THE PROBLEM:
How many lines in the material below contain the word "заробітної"? Answer with the number alone.

--- --- ---

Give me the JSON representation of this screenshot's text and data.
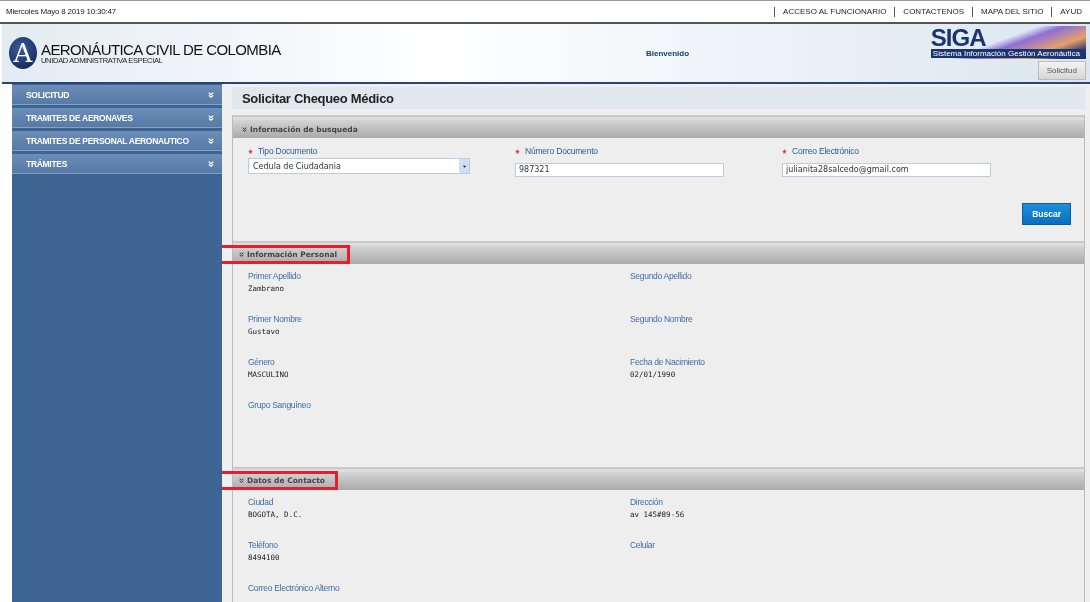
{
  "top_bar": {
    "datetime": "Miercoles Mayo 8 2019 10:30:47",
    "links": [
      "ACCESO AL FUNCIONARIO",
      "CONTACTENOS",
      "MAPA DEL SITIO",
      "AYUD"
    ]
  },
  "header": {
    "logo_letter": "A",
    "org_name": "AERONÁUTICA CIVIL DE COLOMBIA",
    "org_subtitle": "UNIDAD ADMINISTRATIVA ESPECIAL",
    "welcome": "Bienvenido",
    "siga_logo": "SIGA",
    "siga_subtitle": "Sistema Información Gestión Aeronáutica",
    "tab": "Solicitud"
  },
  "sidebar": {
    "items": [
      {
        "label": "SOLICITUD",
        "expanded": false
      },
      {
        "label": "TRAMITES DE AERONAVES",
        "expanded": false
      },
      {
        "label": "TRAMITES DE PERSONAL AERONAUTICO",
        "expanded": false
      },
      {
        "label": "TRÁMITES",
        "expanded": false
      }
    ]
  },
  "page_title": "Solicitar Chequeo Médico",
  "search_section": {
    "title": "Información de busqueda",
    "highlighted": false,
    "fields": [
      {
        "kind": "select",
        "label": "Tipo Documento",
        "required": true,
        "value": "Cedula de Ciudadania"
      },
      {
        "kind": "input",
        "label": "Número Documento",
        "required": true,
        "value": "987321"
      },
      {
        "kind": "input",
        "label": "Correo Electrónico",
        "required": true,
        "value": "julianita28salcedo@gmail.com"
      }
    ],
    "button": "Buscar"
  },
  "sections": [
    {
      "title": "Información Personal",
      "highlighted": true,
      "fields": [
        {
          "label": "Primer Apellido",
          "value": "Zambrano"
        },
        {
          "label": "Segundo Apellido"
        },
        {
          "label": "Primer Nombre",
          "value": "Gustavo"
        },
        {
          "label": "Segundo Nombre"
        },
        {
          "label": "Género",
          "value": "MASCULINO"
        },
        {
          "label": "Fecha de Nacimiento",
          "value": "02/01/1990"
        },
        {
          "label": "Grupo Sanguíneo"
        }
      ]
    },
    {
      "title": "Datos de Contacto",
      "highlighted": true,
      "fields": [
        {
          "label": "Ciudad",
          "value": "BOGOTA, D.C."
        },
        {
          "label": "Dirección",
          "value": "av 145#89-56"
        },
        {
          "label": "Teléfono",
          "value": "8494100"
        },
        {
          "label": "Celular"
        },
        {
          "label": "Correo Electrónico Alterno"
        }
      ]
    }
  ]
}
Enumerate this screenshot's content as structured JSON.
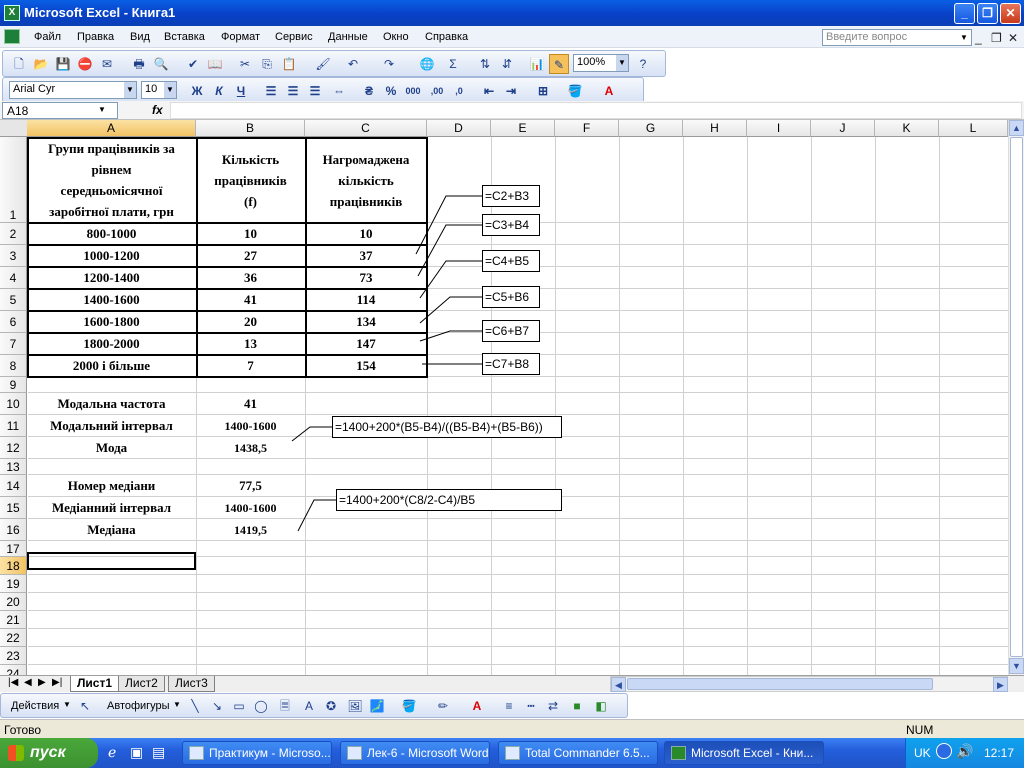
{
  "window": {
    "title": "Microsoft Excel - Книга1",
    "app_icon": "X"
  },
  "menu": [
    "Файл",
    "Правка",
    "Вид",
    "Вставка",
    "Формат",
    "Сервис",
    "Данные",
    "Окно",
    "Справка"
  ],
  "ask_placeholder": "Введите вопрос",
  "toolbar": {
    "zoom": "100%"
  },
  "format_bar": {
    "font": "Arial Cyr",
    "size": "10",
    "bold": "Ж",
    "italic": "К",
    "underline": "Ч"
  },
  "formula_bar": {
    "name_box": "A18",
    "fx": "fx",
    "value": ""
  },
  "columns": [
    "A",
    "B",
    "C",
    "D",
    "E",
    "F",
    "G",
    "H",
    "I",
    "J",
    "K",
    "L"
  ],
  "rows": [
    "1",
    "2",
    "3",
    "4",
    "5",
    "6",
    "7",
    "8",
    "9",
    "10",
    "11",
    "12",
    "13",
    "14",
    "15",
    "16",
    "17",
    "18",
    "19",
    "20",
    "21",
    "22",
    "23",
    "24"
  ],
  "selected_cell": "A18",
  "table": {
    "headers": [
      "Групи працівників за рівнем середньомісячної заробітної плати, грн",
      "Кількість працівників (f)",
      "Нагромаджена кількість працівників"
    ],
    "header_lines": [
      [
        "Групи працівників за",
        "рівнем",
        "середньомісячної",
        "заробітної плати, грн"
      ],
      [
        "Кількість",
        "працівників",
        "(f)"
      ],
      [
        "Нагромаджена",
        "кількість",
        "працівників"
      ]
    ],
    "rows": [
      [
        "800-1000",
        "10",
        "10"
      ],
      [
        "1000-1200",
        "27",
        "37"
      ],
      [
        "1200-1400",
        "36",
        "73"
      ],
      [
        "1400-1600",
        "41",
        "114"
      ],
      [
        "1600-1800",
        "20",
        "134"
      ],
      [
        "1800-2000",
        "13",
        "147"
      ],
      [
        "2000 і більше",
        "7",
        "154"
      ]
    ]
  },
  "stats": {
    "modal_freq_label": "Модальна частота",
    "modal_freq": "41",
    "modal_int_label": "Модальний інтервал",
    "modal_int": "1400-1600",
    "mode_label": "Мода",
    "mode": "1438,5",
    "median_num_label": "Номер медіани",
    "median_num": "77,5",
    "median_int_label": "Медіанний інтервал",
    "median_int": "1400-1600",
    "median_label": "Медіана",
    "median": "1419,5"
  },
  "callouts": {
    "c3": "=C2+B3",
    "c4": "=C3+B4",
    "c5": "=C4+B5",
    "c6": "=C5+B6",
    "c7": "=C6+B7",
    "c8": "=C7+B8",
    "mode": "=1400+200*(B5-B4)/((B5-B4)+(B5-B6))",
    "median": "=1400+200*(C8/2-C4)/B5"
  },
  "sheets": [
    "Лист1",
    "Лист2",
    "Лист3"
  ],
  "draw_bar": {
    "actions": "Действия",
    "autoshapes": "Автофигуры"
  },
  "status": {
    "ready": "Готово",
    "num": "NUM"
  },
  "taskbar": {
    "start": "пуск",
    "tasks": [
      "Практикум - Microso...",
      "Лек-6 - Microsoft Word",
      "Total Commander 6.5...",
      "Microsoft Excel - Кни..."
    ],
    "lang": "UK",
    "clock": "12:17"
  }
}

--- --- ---

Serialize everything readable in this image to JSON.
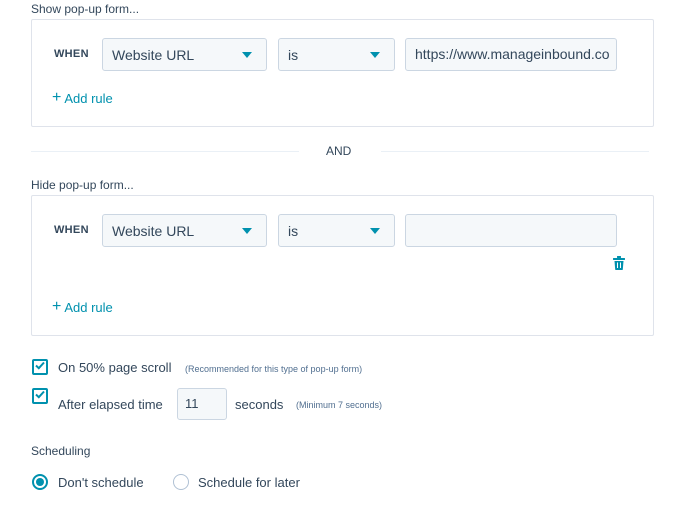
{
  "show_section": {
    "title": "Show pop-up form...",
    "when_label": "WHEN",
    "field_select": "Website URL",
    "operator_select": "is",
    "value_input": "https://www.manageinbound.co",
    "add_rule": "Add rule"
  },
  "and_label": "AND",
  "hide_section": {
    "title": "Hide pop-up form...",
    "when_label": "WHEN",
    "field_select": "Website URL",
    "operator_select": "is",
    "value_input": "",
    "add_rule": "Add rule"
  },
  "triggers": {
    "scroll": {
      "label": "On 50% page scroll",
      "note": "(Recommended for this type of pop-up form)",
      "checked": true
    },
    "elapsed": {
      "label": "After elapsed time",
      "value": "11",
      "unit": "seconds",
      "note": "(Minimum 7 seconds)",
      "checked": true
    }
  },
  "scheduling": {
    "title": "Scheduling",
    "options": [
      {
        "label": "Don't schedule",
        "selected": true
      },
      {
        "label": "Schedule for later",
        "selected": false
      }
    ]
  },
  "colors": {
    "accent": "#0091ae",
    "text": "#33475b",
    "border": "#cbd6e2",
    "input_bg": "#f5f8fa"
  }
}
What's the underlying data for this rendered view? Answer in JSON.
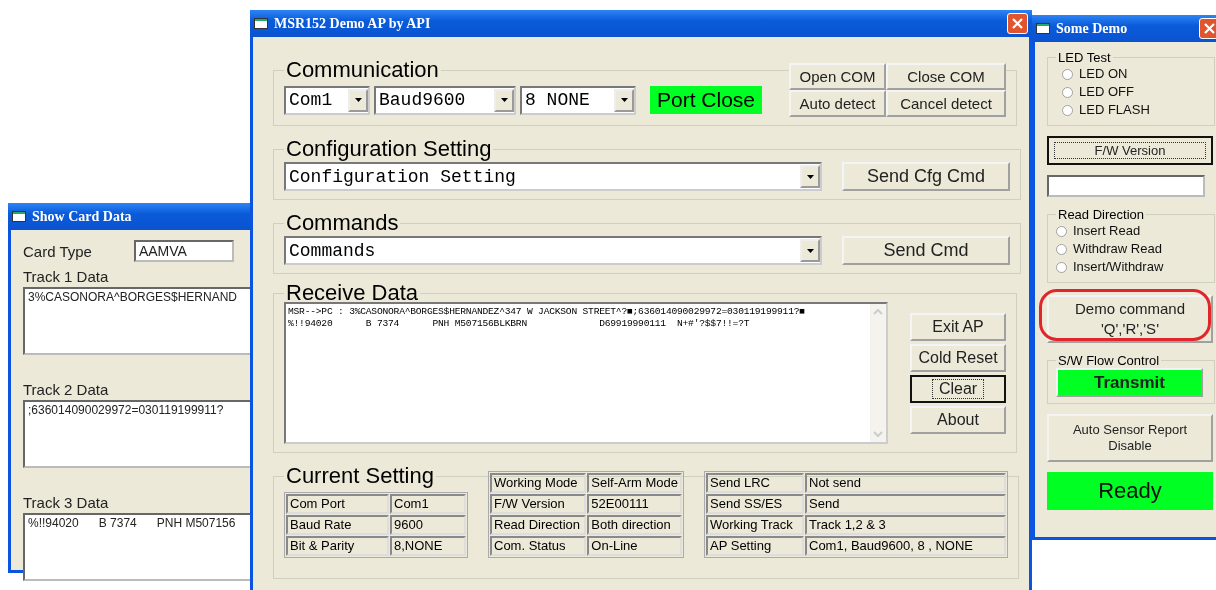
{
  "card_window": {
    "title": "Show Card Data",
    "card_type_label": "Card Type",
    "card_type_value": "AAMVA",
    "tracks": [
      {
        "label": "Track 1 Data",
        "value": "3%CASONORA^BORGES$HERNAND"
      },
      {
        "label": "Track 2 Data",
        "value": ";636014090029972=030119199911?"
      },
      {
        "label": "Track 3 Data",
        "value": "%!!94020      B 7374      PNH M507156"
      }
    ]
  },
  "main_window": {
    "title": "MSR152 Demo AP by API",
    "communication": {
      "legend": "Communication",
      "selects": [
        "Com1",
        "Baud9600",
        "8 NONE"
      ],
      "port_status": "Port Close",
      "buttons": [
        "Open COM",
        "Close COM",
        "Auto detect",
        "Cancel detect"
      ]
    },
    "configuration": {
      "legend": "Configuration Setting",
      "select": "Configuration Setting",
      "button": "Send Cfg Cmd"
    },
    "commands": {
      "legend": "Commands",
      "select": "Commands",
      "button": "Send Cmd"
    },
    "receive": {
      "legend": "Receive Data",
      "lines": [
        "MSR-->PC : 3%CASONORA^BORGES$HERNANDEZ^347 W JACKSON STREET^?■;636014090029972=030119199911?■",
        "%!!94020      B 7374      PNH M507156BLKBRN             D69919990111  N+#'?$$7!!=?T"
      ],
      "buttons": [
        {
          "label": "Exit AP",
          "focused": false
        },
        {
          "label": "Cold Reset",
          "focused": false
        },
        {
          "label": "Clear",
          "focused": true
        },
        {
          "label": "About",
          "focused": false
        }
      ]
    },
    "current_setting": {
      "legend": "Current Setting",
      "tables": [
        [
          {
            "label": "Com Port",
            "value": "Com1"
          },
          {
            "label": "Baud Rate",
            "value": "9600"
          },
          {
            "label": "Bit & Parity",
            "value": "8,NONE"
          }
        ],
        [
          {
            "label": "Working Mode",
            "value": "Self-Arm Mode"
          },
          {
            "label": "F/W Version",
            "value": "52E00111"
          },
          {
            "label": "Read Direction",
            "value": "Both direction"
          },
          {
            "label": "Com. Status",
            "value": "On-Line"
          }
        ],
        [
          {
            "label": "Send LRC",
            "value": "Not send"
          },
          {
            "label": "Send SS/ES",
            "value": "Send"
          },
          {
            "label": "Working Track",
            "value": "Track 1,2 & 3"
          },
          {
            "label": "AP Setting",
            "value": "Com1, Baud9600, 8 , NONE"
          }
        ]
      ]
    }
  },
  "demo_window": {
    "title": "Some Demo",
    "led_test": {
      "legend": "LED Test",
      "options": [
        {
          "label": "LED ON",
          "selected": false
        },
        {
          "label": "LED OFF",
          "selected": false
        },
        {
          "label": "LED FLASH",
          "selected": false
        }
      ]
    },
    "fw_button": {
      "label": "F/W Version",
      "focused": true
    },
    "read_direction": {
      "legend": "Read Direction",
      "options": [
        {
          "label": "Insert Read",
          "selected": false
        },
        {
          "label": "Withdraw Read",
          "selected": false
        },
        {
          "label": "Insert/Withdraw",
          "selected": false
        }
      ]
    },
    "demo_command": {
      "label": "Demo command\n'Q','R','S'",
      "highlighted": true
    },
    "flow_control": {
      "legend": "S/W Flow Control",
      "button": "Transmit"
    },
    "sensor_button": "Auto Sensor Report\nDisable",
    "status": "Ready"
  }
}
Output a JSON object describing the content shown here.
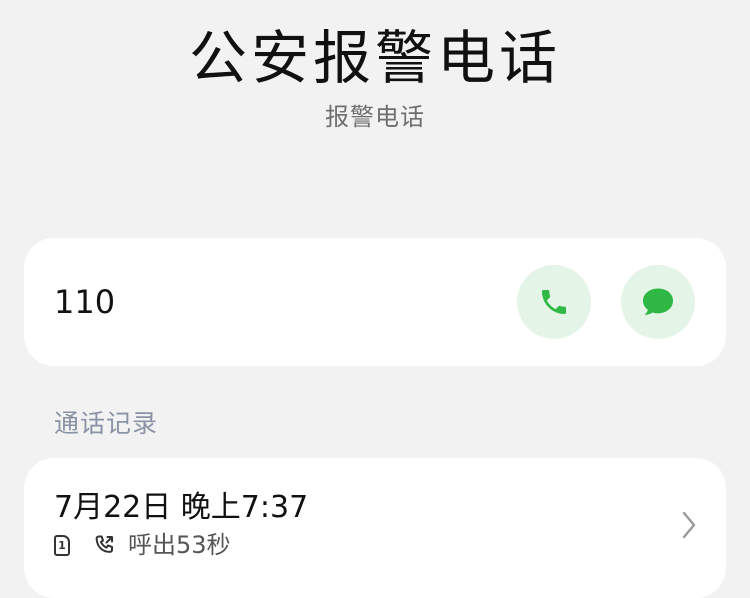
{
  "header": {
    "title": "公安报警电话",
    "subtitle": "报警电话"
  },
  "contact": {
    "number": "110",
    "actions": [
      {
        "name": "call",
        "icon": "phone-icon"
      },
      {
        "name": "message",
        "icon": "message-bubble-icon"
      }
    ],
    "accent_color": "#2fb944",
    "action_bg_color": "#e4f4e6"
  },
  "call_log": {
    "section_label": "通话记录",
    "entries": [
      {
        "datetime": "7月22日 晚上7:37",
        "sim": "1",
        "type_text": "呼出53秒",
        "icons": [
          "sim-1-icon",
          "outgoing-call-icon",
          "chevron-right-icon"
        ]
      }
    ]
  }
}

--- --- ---

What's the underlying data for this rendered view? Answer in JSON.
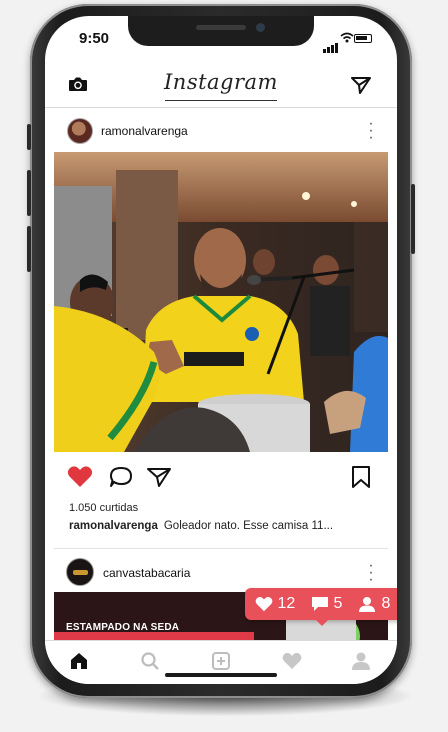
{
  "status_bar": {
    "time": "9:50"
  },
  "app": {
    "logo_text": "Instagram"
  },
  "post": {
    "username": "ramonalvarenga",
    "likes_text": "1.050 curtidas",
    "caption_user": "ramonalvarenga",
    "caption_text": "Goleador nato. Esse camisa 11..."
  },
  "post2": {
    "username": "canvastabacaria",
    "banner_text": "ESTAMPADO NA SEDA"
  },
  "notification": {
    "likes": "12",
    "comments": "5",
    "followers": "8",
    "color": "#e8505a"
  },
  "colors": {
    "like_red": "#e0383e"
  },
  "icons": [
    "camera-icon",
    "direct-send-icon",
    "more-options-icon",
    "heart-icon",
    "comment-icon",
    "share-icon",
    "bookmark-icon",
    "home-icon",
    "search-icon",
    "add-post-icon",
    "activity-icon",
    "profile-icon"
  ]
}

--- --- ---

TASK SOLUTION:
2